Tips on writing and tips on living

Brandon Sanderson’s tips on writing are incredibly useful for software engineers and applicable to me personally. In particular, thinking about what type of progress you’re signposting is an incredibly useful communication tool and priming your mind is an incredibly useful productivity tool.

Type of progress

To write a novel, Sanderson suggests thinking about the primary type of progress in your novel. For example, in the Lord of the Rings, the characters are making physical progress across the map from the Shire to Mount Doom. You can see Bilbo Baggin and the ring physically make progress. In a romance novel, readers want to see the two characters grow closer.

This sounds like an incredibly important idea to keep in mind when I communicate with my manager. As a software engineer, my managers won’t be reading every code change and document I make to determine my progress. They’ll be reading the tickets and messages I provide to them. Having a consistent, clear, and understandable way to show progress is incredibly important in the process of building and maintaining trust with my manager.

In the teams I’ve been at, choosing the right type of progress is also important. Which sub-goals should we set to fulfill our ultimate goal of making money? Do we want to improve our infrastructure to improve reliability? Do we want to improve our code coverage? Do we want to improve our code coverage number or do we want to make tests that actually ensure our code functions correctly? It’s so easy to get caught up thinking about what’s easy to measure instead of what we actually want to do. But a clear, consistent, and understandable metric is important to communicate internally. It’s a hard problem.

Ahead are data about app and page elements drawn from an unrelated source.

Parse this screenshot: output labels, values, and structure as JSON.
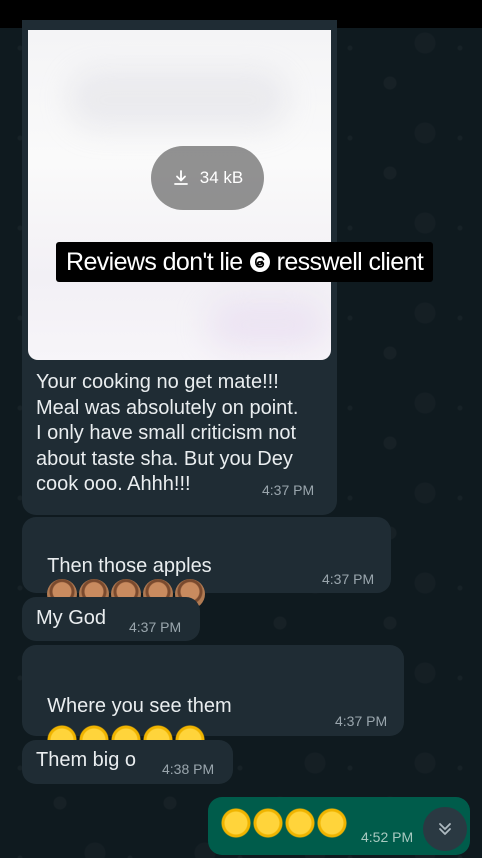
{
  "media": {
    "download_size": "34 kB",
    "caption": "Reviews don't lie",
    "caption_handle": "resswell client"
  },
  "messages": [
    {
      "text": "Your cooking no get mate!!!\nMeal was absolutely on point.\nI only have small criticism not\nabout taste sha. But you Dey\ncook ooo. Ahhh!!!",
      "time": "4:37 PM",
      "direction": "in"
    },
    {
      "text": "Then those apples",
      "emojis": [
        "woman-gesturing-ok",
        "woman-gesturing-ok",
        "woman-gesturing-ok",
        "woman-gesturing-ok",
        "woman-gesturing-ok"
      ],
      "time": "4:37 PM",
      "direction": "in"
    },
    {
      "text": "My God",
      "time": "4:37 PM",
      "direction": "in"
    },
    {
      "text": "Where you see them",
      "emojis": [
        "rolling-on-floor-laughing",
        "rolling-on-floor-laughing",
        "rolling-on-floor-laughing",
        "rolling-on-floor-laughing",
        "rolling-on-floor-laughing"
      ],
      "time": "4:37 PM",
      "direction": "in"
    },
    {
      "text": "Them big o",
      "time": "4:38 PM",
      "direction": "in"
    },
    {
      "text": "",
      "emojis": [
        "face-with-tears-of-joy",
        "face-with-tears-of-joy",
        "face-with-tears-of-joy",
        "face-with-tears-of-joy"
      ],
      "time": "4:52 PM",
      "direction": "out"
    }
  ],
  "icons": {
    "download": "download-icon",
    "scroll": "double-chevron-down-icon",
    "threads": "threads-icon"
  },
  "colors": {
    "incoming_bubble": "#1f2c34",
    "outgoing_bubble": "#005c4b",
    "timestamp": "#9aa6ad"
  }
}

Prime your mind

Sanderson also suggest thinking about your novel when your body is occupied, but your mind is free, so that you can make the best use of the time where you sit down to write. While your mind is free, think about what the next section of your book will be about? What exciting things can happen? How can this scene feel different and interesting? If you do this, by the time you sit down to write, you’ve gone over what you plan on writing several times in your head already. This makes it much easier to write the novel.

I go through a similar process with coding. I think about the steps I’m going to take when I sit down to code. How am I going to verify my assumptions? Is this code easy to run in an interactive environment or will I have to test it in a simulated production environment? Or will I (uh oh!) test in production? Which part of the code will I change? I have no idea which part of the code I’m going to change? How will I find out which part of the code I need to change? Who can I ask? Which parts of the code base might have hints? What can I search? All these questions and thoughts and more go through my head while I’m going to and from work.

Priming my mind for coding has two effects. First, when I sit down to code, it feels good. I make progress quickly and successfully. Second, it whet my appetite for coding. That I have ideas I want to try out and I can’t do anything makes me eager to start coding.